|2011||Nightfall||vampires and werewolves||Cards can be chained by color and between players, not just during a player's turn. Players throw wounds at each other, the equivalent of Dominion curses in that they clog the victim's deck, but they also determine the winner (the player with fewer wounds win).|
|2011||Battle of Gundabad||Orc warriors, suitable for 12 year-olds?||A $2 iPhone game considered a blatant ripoff of Dominion because the cards are exactly the same, just named differently (e.g. BoG's Paralyze is Dominion's Cutpurse, Warmongering is Laboratory, etc.). Each level of the campaign mode features a particular set of cards to teach a particular combo to the player. Yet the game does not feel very polished. The lack of deck-building card game for iOS made some realize that BoG stepped in to fill the void and could maybe persuade someone to pick up the Dominion license and put out a licensed, polished product. And indeed, the current official Dominion iPhone app features a campaign mode. Thanks BoG?|
Lessons learned about innovative mechanics:
Given this small list of deck-building games, Dominion clearly pioneered the deck-building card game genre. Even though it seems difficult to draw the line between a ripoff and an original game of this new genre, each game brought something new to the table. I only wish designers tried to explore this vast and uncharted design space more aggressively, rather than keeping 80% of Dominion and branching from there.
Lessons learned about the themes:

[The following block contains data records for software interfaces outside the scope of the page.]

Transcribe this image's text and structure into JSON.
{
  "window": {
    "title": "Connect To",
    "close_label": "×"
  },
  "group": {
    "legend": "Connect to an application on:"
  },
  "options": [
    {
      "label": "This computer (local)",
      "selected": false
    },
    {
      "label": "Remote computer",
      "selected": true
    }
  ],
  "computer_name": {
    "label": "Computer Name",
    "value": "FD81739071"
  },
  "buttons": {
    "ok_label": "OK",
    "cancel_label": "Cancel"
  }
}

As Tom Vasel says, apparently most deck-building games [...] have to be fantasy-themed. While the deck-building mechanics are great, the medieval/medieval-fantasy theme is dull and lifeless. It may be that deck-building designers go for a medieval theme to avoid frustrating MtG/geek players, their target audience. Some hardcore nerds may still be in love with medieval/medieval-fantasy themes, but I think a lot of non-gamers find the medieval theme trite and/or associate it with nerds. Thus some non-gamers may be more reluctant to try Dominion, Thunderstone, or Ascension than, say, Bang!. Deck-building card games need more original themes like Tanto Cuore's maids, or they will remain like MtG, an amazing game stuck in a nerd niche.
Copyrights and publishers
In June 2011, Dominion's designer, Vaccarino, reported that Rio Grande Games (RGG), the publisher of Dominion, had asked a contractor, Goko, to develop and run an online version of the game for mobile phones and web browsers. And of course, Goko wants the free isotropic Dominion server to shut its doors before they launch their product.
Goko's Dominion launched in August 2012, but technical problems caused the Goko game platform to close its doors and go back to beta. As of December 2012, Goko is back online, out of beta. The Goko version has a nicer UI than isotropic, but does not seem to provide the expert features isotropic offers (e.g. game logs). Also, one can play Dominion on Goko for free using the basic set, but expansions must be purchased with real money. Isotropic is still up and running.
Lessons learned: an online version of Dominion should have been released as soon as possible. Ideally, RGG could have determined Dominion was a hit before or around the release of the first expansion, by mid 2009. But RGG had other priorities (non-digital board games!), and as they kept waiting, people 1) bought an unpolished iPhone clone (BoG), and/or 2) felt more and more entitled to play Dominion for free. Board game publishers really need to start considering digital publishing up front and more seriously. There is a demand for it!